## Assignment
From the records below, copy each line in which the string "times" occurs.

Records supplied START

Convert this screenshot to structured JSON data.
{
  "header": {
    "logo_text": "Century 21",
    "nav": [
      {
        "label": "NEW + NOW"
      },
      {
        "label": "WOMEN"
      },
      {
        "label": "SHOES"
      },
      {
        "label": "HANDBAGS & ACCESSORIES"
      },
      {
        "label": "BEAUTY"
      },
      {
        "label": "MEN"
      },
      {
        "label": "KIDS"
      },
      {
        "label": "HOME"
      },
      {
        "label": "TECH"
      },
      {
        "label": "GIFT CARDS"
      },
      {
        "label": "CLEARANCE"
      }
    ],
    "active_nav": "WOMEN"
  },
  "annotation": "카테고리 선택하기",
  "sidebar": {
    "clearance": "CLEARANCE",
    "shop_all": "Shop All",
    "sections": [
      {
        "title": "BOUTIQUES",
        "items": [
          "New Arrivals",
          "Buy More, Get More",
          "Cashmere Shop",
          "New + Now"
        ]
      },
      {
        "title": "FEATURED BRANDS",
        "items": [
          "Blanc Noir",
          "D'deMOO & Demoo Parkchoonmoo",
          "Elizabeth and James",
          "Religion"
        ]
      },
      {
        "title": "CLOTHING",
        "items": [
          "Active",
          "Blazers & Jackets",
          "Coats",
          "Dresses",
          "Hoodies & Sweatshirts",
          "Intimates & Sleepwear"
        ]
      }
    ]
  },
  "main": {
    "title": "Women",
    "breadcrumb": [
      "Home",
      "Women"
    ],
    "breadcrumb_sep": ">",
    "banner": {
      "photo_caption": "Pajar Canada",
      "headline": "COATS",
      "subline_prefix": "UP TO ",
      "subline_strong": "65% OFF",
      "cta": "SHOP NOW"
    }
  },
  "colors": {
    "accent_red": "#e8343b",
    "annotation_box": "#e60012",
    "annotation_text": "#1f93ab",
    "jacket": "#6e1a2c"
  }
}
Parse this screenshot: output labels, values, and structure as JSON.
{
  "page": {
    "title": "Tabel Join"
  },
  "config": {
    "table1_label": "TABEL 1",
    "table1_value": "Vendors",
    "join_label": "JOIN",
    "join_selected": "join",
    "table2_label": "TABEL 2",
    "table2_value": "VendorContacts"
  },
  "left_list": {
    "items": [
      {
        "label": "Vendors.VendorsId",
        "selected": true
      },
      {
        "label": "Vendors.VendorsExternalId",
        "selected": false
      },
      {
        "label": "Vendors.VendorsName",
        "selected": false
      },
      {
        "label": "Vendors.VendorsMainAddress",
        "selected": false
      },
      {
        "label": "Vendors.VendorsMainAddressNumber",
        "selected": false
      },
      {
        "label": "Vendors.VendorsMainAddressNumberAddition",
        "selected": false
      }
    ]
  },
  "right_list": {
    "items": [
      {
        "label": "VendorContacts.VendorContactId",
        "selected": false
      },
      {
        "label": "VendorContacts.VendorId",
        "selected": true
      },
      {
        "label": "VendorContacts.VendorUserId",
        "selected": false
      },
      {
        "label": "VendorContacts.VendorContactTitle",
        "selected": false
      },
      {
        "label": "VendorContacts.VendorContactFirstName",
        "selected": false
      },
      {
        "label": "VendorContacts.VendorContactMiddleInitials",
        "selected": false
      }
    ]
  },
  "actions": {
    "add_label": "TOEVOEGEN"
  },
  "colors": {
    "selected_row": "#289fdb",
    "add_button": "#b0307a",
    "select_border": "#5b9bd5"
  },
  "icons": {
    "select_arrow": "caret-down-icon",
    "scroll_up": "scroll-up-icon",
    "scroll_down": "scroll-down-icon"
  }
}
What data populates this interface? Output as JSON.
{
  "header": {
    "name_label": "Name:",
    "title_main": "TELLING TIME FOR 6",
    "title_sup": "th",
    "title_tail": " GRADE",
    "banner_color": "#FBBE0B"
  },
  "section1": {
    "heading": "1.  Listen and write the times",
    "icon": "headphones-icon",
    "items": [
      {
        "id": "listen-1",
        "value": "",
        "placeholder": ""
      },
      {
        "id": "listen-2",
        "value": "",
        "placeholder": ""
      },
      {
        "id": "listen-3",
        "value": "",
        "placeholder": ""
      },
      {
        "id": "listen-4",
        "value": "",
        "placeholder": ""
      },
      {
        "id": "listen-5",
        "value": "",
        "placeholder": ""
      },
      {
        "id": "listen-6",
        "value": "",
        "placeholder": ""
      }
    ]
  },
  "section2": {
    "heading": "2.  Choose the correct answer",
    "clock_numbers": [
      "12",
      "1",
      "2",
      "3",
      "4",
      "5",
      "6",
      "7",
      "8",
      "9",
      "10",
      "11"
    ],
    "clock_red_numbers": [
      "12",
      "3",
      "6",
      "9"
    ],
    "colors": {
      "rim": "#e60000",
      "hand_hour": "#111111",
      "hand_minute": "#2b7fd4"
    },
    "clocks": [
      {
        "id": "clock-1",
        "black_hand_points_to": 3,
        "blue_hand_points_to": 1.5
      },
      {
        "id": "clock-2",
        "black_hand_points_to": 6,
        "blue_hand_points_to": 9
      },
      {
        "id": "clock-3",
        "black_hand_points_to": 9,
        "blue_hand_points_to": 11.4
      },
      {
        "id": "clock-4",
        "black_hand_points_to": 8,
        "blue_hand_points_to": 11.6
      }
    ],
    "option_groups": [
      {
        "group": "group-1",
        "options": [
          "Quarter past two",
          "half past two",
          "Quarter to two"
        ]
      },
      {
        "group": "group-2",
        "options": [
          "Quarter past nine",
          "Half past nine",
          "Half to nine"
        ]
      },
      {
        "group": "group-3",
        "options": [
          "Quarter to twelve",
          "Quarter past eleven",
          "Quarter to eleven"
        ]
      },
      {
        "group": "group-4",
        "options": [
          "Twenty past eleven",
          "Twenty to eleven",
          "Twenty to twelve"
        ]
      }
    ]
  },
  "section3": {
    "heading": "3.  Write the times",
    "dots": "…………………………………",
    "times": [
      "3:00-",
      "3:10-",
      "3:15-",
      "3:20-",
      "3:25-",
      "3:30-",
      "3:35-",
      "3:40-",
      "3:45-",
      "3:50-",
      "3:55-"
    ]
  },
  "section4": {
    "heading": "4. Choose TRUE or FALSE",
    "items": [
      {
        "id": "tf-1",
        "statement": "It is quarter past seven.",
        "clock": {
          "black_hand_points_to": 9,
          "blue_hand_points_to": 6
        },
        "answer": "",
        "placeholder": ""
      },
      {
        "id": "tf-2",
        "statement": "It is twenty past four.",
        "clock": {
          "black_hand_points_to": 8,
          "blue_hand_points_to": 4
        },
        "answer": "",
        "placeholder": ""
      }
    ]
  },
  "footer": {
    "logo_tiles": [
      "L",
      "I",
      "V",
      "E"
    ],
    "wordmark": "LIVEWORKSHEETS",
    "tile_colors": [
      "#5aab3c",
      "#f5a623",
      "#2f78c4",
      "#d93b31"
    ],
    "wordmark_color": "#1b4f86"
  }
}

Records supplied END
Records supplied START

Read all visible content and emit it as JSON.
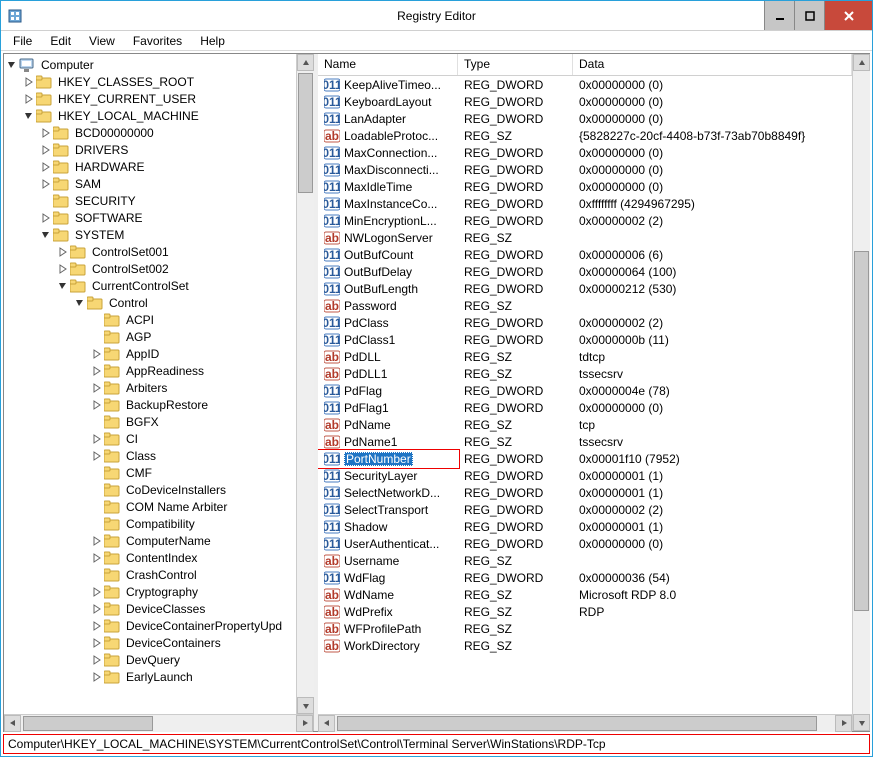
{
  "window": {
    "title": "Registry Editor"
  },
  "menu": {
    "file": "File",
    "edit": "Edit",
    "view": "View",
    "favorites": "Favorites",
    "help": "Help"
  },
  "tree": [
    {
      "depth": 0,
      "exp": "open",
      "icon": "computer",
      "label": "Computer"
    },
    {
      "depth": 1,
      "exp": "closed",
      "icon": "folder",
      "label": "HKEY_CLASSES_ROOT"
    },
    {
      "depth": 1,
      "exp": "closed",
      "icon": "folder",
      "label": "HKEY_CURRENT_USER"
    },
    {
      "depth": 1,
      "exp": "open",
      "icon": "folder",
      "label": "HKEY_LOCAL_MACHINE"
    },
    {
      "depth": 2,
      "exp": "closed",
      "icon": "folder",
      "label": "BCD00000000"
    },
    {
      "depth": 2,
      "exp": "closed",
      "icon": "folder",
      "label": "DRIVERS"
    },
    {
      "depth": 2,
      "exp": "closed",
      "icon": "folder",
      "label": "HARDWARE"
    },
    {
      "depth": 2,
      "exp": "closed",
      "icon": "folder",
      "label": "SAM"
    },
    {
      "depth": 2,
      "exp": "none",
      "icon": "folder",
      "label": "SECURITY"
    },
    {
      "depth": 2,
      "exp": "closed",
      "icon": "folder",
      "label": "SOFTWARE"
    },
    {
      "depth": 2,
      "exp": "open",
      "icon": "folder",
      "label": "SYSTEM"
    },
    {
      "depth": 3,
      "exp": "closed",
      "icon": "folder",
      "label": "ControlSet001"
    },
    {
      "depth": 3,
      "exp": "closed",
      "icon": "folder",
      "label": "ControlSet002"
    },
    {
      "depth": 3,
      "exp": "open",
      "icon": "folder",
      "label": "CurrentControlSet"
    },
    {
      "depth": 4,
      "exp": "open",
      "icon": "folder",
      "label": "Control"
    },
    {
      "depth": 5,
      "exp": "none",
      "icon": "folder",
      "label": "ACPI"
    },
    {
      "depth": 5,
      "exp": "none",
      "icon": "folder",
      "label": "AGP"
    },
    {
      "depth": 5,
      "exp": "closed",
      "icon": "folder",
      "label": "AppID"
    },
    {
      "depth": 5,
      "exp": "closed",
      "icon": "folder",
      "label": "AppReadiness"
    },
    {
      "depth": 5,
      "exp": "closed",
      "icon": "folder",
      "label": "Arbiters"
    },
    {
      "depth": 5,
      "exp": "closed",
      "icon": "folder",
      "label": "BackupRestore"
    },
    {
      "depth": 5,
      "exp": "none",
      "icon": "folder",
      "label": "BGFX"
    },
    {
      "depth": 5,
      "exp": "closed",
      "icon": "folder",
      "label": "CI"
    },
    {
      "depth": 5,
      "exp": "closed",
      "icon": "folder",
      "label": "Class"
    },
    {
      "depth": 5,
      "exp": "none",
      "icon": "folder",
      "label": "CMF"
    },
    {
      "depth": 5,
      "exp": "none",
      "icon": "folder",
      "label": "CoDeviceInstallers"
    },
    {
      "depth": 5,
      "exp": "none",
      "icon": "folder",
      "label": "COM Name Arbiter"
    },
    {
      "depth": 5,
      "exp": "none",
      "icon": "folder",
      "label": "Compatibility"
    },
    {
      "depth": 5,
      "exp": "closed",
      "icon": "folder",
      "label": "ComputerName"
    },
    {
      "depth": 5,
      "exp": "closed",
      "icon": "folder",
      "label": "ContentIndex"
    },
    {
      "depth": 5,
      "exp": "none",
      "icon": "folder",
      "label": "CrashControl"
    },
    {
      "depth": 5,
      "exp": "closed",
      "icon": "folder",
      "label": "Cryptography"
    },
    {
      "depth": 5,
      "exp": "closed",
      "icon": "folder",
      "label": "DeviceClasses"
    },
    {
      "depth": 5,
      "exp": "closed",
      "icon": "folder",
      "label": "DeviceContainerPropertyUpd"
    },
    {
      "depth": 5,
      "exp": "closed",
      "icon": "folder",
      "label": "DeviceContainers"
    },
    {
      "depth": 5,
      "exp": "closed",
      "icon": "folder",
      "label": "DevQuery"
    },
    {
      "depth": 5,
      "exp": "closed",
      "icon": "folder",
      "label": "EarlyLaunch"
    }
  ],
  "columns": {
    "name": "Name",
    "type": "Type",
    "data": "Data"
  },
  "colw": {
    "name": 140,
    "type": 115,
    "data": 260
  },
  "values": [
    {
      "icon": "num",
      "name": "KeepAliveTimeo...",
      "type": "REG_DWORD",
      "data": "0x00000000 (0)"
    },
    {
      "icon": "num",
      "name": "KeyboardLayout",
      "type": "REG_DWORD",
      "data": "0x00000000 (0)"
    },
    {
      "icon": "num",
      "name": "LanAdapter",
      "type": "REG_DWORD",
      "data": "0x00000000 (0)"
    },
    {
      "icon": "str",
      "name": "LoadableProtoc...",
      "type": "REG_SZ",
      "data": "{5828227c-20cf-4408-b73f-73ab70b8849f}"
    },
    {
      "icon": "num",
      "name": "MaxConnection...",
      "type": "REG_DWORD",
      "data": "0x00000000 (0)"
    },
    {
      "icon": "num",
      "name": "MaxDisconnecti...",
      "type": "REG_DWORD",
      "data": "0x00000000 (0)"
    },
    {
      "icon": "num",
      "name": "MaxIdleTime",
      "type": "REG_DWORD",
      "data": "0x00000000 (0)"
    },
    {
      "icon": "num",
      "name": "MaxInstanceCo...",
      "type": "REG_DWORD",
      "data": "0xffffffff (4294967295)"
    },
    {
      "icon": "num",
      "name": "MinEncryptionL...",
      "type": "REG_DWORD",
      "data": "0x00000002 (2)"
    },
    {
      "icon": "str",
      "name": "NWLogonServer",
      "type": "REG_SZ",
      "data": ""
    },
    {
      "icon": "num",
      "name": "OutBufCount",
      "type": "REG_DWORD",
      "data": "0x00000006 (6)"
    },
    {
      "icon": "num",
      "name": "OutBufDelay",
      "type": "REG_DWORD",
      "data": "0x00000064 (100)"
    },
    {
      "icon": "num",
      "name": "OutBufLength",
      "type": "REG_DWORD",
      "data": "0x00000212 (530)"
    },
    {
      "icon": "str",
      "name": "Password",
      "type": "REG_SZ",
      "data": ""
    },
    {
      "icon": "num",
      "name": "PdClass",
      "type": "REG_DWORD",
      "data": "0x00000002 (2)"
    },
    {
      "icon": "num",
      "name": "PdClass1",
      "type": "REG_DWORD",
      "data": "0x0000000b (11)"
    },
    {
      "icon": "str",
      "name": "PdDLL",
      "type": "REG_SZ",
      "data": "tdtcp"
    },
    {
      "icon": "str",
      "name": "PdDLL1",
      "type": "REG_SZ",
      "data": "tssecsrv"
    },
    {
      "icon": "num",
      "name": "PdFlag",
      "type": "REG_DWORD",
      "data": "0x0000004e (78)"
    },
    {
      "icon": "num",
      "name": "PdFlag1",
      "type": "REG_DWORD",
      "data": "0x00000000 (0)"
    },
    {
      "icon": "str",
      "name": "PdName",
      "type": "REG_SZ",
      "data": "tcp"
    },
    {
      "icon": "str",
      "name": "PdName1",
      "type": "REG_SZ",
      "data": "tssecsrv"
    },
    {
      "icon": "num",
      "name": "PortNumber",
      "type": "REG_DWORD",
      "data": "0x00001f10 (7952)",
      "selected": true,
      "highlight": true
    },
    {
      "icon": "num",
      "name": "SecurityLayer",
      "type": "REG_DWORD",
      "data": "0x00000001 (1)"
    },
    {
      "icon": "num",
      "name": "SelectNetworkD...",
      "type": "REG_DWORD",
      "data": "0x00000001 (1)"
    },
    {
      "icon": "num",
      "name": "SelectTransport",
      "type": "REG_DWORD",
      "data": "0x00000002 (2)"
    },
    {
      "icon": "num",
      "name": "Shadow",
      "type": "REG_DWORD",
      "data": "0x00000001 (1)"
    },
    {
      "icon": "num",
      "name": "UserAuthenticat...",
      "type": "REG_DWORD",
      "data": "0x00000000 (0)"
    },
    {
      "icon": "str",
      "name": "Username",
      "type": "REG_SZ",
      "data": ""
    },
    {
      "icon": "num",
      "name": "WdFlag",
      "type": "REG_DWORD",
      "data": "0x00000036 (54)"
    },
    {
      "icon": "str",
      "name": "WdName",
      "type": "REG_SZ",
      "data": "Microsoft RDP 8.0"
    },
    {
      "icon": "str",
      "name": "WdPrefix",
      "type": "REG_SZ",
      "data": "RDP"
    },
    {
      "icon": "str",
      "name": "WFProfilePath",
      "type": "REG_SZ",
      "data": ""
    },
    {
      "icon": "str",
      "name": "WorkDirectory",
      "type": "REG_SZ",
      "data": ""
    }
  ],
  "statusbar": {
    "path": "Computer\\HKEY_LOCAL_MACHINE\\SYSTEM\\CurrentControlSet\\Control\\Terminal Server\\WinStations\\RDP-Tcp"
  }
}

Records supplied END

## The answer
    "heading": "1.  Listen and write the times",
    "heading": "3.  Write the times",
    "times": [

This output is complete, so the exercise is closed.